BRADENTON — Even though there is an anticipated $1.6 million shortfall in revenue from the last estimate, the Manatee County commissioners approved Thursday a tentative property tax rate at the same level as last year.

The commission voted unanimously to keep the tax rate for the operating budget at $6.2993 for every $1,000 in taxable value of property to pay for about 38 percent of the $496.9 million proposed budget for 2009-10.

For a house assessed at $275,000 with a $25,000 homestead exemption, a property owner would pay $1,574.83 in property taxes.

This tentative tax rate cannot be increased when the commissioners approve the final budget at two public hearings in September, but it can be lowered.

Because there was concern about Manatee County Sheriff Brad Steube and other public safety departments being able to meet their obligations with the reduced budgets, Commissioner Larry Bustle said it may be necessary to set a higher rate until the commission hears a report about the sheriff’s office budget when Steube appears before them Aug. 18.

Bustle suggested setting it at what is called the rollback rate, which would generate the same amount of revenue as last year, and if the money is not needed, the commission can always reduce it in September.

“It would be prudent to set a millage rate that would give us flexibility if there is public outcry to increase the public safety budget,” he said.

Jim Seuffert, director of the county finance department, said the rollback rate, which is $6.9607 per $1,000 of assessed taxable value, would provide the county with $19.6 million in additional funds.

Commissioner Donna Hayes said she could not support an increase over last year’s tax rate.

“This will be more money out of the taxpayers’ pockets,” Hayes said. “We just have to tighten our belts.”

In the end, all the commissioners agreed to keep the tax rate the same as last year.

The commissioners also approved about a penny increase to 10.9 cents for every $1,000 in assessed property value to pay for the debt service on a bond the voters approved several years ago for the purchase of environmentally sensitive property.

Residents living in the unincorporated portions of the county also will pay an additional 61.09 cents per $1,000 in assessed property values, the same as last year, for the Municipal Services Taxing Unit fund, which pays for services residents outside of the municipalities receive.

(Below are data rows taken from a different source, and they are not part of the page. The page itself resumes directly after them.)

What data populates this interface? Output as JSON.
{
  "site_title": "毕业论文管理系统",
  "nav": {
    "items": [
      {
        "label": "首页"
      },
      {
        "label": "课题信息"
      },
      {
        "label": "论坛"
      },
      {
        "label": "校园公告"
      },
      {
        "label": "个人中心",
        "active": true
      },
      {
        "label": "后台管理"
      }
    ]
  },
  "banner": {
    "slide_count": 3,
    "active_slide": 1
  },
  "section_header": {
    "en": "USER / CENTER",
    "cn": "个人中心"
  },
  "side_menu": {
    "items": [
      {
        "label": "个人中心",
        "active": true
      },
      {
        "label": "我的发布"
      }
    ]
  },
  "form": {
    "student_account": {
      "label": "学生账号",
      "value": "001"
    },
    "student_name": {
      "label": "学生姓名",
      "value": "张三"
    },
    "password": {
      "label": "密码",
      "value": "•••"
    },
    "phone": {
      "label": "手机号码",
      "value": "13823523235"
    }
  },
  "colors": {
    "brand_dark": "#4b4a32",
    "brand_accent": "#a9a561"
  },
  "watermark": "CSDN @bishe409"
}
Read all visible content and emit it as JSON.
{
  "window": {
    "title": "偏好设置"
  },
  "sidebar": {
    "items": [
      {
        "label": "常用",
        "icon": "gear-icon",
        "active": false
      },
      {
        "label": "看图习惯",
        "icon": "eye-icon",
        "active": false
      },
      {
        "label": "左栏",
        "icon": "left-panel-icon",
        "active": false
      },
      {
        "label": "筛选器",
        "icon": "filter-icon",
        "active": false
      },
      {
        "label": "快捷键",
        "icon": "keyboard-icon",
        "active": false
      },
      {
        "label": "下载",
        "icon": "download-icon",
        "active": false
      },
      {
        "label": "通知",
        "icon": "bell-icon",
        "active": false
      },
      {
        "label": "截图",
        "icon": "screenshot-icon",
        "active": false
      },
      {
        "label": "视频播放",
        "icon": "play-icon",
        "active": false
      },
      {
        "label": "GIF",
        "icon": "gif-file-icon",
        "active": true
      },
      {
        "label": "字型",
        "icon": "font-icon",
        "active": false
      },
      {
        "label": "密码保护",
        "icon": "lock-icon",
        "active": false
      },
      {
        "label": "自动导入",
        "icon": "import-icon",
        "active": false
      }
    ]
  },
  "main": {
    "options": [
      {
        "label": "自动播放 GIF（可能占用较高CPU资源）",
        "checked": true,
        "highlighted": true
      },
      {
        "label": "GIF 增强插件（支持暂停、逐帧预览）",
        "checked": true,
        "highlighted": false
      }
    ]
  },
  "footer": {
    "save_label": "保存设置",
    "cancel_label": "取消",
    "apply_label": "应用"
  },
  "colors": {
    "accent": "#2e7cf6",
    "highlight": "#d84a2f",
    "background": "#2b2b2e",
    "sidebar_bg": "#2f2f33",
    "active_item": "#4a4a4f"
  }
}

In May, County Administrator Ed Hunzeker’s proposed budget was $33 million less than the current year’s, based on a decrease of estimated revenues expected from the deflated real estate market.

To balance the budget, Hunzeker reduced the county workforce through layoff, elimination of vacant positions, and retirements of about 100, and a 5 percent across-the-board cut in department spending.

After receiving final figures from the Manatee County Property Appraiser’s office, the commissioners had to decide if they wanted to find another $1.6 million in cuts or to use some of the $13.5 in the Budget Stabilization Fund and other revenues.

The commissioners decided to dip into the stabilization fund.